MR. MERRILL: Well, there are two answers to that question, Congressman. Yes, that's a perfectly logical and clear set of principles which it's hard to argue, I would not argue. I think that answer number one is practical. When a small businessman-I'm sorry that Don-that Congressman Manzullo left, but the-when a small businessman in Moline, a specific case, exported $20 million worth of trucks to Uzbekistan, no bank is going to finance that without the government guarantee.
Do we want to make the sale or do we want to have a French or a German or an Italian company make the sale? Theoretically, you're absolutely right. I agree with you. Practically, I want the guy in Moline to make the sale.
REP. PAUL: So your argument is that freedom is impractical, which I disagree with ?
MR. MERRILL: Ah, I didn't say that.
REP. PAUL: Well, indirectly.
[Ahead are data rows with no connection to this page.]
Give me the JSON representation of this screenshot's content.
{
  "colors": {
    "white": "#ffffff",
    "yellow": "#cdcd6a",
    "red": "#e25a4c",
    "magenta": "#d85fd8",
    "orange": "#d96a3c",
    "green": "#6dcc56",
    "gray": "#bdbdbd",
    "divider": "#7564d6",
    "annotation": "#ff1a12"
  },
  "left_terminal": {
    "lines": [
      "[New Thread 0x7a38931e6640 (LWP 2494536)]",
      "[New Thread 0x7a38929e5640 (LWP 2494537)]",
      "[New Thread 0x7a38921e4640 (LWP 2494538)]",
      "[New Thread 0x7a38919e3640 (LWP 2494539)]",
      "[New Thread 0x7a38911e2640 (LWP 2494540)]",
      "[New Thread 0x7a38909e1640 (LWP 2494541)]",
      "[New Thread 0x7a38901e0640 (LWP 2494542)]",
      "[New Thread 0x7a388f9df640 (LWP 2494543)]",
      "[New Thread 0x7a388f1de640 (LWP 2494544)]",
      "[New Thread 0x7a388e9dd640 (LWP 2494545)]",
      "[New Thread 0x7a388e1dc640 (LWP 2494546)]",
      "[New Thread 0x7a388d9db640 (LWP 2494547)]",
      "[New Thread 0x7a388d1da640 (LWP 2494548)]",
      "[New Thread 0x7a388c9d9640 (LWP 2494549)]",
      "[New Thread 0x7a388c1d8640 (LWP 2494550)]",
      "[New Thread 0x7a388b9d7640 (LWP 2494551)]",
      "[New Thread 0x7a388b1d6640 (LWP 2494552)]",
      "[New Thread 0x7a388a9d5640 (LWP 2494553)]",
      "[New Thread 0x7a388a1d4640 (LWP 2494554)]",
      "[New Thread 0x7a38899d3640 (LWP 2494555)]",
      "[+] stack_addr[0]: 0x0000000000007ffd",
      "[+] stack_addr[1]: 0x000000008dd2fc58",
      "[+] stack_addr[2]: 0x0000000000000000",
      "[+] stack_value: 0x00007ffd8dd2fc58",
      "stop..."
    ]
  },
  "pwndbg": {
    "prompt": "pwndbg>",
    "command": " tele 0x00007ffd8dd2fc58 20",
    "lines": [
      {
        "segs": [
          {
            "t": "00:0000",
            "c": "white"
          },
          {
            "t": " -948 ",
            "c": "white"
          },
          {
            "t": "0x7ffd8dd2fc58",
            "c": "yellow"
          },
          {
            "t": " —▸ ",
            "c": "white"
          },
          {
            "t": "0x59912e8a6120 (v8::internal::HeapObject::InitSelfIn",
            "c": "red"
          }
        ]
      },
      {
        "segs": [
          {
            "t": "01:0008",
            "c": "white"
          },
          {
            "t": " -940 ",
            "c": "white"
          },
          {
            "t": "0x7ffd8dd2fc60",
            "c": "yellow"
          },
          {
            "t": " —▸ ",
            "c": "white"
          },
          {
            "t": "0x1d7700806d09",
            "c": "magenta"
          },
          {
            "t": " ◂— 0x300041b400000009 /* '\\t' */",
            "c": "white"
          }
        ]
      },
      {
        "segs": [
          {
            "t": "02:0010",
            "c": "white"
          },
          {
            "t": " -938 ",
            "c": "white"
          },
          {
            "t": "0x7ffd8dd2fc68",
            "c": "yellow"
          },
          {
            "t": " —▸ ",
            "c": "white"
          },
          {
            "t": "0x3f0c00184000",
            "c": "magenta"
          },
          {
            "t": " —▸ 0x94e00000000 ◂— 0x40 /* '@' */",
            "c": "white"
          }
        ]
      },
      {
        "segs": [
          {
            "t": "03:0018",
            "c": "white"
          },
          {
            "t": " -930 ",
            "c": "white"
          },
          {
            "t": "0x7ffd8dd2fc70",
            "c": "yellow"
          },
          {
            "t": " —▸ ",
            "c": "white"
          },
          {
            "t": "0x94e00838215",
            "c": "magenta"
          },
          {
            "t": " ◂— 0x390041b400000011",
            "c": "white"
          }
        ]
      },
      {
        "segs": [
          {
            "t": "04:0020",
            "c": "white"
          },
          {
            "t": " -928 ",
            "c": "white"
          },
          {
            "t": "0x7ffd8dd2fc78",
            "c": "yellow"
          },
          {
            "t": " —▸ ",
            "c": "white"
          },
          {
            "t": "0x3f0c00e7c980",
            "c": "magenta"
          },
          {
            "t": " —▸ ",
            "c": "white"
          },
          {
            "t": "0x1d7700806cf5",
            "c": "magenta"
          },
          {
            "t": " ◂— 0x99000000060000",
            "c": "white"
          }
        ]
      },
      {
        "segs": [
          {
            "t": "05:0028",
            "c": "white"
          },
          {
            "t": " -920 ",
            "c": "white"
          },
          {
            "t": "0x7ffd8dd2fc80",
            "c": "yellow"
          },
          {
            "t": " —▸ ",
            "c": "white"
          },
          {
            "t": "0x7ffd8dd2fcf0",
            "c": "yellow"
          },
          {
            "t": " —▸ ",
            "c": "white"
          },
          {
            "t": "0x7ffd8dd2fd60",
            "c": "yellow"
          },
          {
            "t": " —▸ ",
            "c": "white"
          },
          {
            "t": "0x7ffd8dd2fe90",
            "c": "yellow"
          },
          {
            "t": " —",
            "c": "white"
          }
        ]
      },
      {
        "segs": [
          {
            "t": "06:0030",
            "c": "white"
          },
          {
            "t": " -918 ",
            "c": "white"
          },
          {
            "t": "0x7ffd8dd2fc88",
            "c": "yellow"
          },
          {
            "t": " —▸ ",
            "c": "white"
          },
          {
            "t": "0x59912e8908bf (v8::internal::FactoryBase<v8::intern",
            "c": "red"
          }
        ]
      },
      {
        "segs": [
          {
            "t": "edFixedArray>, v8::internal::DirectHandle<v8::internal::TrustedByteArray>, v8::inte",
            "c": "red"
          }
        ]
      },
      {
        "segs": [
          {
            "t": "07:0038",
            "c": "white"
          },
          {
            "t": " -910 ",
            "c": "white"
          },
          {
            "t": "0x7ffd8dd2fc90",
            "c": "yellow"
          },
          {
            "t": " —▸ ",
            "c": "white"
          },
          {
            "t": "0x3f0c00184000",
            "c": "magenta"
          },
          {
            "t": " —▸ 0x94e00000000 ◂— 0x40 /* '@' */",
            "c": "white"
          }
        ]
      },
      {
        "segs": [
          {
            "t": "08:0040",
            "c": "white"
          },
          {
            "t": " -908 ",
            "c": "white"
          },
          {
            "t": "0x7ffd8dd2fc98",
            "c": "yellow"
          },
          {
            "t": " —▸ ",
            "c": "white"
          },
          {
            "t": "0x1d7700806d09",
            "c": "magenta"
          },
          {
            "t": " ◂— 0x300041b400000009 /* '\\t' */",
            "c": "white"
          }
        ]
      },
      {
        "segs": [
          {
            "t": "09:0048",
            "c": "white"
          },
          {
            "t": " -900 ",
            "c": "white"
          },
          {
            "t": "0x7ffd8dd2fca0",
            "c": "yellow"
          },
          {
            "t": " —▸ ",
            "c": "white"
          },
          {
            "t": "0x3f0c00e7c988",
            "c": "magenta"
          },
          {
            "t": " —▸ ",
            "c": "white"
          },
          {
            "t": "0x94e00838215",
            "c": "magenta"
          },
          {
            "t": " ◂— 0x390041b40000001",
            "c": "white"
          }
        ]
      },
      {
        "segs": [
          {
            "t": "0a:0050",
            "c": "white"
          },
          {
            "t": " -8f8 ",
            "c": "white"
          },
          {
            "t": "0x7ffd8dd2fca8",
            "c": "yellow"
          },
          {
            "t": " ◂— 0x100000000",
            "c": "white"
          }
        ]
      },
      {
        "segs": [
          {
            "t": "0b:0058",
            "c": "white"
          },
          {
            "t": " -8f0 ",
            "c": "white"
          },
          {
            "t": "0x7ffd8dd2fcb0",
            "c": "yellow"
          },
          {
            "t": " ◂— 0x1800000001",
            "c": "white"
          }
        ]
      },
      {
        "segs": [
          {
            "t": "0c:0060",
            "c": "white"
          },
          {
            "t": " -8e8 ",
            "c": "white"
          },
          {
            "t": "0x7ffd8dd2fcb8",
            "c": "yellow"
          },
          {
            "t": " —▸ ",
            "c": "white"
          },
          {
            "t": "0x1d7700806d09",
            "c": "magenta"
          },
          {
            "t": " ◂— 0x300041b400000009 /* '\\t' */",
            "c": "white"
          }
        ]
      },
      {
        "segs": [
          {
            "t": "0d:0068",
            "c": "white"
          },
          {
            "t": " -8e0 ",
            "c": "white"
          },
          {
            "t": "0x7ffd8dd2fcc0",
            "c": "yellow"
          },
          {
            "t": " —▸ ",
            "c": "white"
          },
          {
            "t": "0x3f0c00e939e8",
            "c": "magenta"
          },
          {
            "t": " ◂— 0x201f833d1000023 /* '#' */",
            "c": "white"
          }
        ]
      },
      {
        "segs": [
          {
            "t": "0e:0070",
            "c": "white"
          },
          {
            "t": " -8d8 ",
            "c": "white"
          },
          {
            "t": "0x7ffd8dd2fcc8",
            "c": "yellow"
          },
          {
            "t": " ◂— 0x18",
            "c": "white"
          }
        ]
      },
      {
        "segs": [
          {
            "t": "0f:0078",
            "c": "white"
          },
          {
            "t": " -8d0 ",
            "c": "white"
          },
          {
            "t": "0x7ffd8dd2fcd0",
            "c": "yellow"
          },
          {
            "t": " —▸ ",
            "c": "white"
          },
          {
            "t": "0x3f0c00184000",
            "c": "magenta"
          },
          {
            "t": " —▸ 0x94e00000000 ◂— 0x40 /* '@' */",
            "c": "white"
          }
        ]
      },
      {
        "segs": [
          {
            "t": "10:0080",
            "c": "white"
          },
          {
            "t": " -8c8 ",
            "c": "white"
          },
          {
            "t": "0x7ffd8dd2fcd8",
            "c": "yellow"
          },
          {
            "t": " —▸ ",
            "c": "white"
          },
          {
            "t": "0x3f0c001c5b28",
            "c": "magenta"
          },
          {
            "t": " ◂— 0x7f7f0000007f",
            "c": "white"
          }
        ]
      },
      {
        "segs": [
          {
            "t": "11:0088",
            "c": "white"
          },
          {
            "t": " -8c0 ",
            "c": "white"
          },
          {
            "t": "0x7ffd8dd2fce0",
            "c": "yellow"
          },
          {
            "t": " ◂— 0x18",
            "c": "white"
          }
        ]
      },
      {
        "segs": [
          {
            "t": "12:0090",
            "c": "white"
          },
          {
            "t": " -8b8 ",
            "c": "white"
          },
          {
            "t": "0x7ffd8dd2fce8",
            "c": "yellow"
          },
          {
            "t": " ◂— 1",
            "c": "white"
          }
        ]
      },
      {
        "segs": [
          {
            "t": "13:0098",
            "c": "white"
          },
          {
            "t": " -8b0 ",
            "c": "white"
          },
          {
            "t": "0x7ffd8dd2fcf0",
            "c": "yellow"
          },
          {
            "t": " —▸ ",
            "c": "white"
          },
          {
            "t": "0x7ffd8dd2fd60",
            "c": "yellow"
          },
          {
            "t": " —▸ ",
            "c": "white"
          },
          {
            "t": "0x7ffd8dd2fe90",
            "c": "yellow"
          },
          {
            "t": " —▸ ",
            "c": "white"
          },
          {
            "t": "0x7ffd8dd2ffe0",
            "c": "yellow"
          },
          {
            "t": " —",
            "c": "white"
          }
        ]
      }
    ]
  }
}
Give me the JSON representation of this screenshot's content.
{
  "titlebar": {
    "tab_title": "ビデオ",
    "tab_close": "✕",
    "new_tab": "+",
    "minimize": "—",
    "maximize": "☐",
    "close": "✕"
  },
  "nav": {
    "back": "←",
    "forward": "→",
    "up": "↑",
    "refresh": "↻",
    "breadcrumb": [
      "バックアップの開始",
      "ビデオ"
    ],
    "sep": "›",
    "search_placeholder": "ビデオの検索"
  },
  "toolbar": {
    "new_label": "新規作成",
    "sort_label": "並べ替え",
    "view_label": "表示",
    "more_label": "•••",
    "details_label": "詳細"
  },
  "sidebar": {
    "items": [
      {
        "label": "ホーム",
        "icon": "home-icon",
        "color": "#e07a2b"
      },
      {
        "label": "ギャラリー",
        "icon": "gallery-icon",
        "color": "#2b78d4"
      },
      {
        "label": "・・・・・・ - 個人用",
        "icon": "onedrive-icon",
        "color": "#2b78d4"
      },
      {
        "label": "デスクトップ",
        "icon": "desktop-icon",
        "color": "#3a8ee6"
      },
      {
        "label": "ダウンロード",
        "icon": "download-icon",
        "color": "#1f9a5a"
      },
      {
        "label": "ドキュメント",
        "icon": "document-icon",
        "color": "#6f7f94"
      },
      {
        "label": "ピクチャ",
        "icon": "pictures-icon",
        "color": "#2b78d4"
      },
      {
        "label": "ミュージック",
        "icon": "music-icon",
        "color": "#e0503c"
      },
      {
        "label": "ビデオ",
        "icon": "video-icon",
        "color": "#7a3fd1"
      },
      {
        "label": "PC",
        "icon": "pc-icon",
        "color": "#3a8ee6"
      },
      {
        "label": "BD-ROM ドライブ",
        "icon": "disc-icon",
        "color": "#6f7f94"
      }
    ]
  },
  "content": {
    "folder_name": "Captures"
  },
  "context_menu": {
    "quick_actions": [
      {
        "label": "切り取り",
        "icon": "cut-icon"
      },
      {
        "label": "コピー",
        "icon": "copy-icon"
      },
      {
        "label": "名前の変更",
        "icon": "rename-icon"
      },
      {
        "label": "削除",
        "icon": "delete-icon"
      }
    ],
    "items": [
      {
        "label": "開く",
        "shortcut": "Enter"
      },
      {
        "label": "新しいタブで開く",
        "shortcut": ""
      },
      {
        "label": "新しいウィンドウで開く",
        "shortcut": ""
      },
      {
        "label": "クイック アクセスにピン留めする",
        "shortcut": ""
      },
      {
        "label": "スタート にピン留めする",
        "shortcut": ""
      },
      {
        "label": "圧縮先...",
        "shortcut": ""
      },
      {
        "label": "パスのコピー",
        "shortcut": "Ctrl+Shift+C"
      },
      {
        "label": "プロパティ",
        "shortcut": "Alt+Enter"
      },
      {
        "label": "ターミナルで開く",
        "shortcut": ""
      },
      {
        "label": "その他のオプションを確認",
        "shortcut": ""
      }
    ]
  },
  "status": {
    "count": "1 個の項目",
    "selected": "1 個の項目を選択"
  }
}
But let me follow up with another one, and maybe I'll get a little bit further on this next question. I'm interested in the Trade Bank of Iraq, and that's been set up-we waste no time, you know, trying to get some benefits in there maybe to our corporations. It's been set up at $500 million. Has that been used yet? And if it has been, has any corporation been participating in Iraq?
MR. MERRILL: There's only been one use so far, but I-the Trade Bank of Iraq, which basically we initiated-Peter Saba, our chief operating officer, did the basic legwork I would say. We raised-we put $500 million into it or against it. We raised another $2 billion -- $500 million from Japan, $250 million from Italy, 17 other countries, total $2.5 billion. So far there's only been one-a consortium of 13 banks administered by J.P. Morgan which won the contract, not with us but in an international kind of-with the Coalition Provisional Authority.
There's only been one contract so far to the U.S. That was $14 million. I think you-I hope you have a sense of humor for this, for a fogging machine. It's insect-for a fogging machine out of the United States-or a set of fogging machines, 200 of them. The problem is very simple in Iraq. Appreciating either the taxpayers are going to put up the money, or there's going to be foreign investment which is going to pump oil or invest there.
The three questions-the three issues are sovereignty, security, which is obvious, and precedence over existing debt. So under current circumstance, Iraq has $130 billion in existing debt and a couple of hundred billion in reparations, so companies are understandably unwilling at the moment to-or reluctant to invest over the long term there. Nevertheless, we want to be prepared for when the government-the handoff takes place and the debt is supposed to be written off by the Paris Club at the end of the year. Whenever a government comes into Iraq, we want to be prepared to make available lending.
One other thing I've got to get there, and that is the Trade Bank applies not only for U.S. exporters but for exporters from other countries as well. Any country. It's multilateral, it's not U.S. only.
REP. KING: The time of the gentleman has expired, but in the interests of fairness if you want to keep up with your partner, Mr. Watt, I'll let you take one more question.
REP. PAUL: No, I don't-I'm not --
REP. KING: Okay, thank you.
MR. MERRILL: I thank you both.
REP. KING: (Off mike.) -- Mr. Paul, wide access on the committee.
Seriously, Mr. Merrill, I want to thank you for your testimony this morning. It's really been helpful to us. I would note that some members may have additional questions for you and they can submit them in writing and the record will remain open for 30 days.
With that, I thank you for your testimony and the subcommittee stands adjourned.
MR. MERRILL: I thank you for your warmth and kindness, I appreciate that one and all, the entire committee.